RECORDS SHOWN START
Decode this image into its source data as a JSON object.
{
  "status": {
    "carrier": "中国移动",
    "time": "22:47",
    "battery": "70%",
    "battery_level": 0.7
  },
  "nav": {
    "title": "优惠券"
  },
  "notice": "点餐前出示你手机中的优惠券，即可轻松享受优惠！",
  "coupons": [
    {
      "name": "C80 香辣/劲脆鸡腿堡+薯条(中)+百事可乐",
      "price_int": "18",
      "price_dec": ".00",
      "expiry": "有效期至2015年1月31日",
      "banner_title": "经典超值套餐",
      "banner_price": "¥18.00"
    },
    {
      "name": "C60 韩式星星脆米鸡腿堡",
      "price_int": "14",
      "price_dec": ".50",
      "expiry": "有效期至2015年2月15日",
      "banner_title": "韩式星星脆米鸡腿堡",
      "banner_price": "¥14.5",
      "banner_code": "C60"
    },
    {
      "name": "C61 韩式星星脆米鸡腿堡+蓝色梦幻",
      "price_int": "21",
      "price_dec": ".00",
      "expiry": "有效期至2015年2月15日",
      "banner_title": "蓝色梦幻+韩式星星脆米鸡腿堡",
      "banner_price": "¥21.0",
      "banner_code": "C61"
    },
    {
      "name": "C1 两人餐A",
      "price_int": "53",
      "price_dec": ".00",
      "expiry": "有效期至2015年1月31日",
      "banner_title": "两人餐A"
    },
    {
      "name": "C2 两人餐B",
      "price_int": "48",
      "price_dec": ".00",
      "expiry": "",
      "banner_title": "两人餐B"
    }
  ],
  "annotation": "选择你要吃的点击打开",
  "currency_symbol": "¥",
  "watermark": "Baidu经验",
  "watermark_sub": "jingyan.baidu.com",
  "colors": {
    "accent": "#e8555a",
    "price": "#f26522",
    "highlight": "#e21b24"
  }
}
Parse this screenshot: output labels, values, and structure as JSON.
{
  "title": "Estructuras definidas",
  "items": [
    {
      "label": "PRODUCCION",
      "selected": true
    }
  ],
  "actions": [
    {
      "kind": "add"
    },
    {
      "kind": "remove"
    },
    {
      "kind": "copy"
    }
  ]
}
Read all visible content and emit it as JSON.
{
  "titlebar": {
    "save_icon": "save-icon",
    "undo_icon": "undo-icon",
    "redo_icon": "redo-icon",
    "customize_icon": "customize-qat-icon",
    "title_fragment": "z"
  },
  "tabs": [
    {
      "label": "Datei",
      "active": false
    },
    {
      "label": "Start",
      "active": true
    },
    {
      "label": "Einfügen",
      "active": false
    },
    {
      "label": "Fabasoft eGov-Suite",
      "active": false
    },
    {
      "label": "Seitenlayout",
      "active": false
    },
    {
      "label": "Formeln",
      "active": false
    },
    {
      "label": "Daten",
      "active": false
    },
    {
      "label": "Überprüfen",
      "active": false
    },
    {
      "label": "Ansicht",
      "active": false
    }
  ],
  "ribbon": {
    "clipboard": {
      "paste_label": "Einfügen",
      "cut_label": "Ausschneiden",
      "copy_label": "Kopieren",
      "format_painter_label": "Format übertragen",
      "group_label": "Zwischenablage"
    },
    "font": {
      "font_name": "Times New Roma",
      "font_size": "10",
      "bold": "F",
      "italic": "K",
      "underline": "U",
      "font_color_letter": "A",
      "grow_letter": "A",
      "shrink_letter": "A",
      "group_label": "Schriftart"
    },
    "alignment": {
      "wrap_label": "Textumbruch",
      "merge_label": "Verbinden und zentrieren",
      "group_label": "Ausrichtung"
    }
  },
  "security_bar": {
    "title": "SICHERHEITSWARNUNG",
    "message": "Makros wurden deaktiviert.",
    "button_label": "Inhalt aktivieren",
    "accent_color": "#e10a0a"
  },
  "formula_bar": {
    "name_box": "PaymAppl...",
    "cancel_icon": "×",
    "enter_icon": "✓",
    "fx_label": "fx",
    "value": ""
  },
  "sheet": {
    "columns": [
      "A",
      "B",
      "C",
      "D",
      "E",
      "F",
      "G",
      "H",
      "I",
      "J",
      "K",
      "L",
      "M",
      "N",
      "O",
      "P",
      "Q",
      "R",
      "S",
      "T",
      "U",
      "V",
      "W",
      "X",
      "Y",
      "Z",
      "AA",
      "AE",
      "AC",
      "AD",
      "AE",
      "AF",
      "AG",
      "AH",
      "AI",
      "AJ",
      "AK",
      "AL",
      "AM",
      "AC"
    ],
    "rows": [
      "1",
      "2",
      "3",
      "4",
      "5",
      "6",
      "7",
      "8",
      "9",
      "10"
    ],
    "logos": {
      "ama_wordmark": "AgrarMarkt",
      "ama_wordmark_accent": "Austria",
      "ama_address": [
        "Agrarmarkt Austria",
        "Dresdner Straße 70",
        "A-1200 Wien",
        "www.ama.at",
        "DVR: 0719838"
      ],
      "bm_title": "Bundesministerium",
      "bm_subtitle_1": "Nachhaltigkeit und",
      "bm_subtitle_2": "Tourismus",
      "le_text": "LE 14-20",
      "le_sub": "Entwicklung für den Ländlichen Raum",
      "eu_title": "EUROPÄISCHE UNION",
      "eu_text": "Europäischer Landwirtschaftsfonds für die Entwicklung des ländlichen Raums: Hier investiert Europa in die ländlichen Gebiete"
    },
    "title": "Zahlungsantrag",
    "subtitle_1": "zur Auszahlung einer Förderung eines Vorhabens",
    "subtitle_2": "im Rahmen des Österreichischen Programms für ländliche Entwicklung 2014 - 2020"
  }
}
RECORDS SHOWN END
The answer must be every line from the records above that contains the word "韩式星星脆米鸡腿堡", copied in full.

      "name": "C60 韩式星星脆米鸡腿堡",
      "banner_title": "韩式星星脆米鸡腿堡",
      "name": "C61 韩式星星脆米鸡腿堡+蓝色梦幻",
      "banner_title": "蓝色梦幻+韩式星星脆米鸡腿堡",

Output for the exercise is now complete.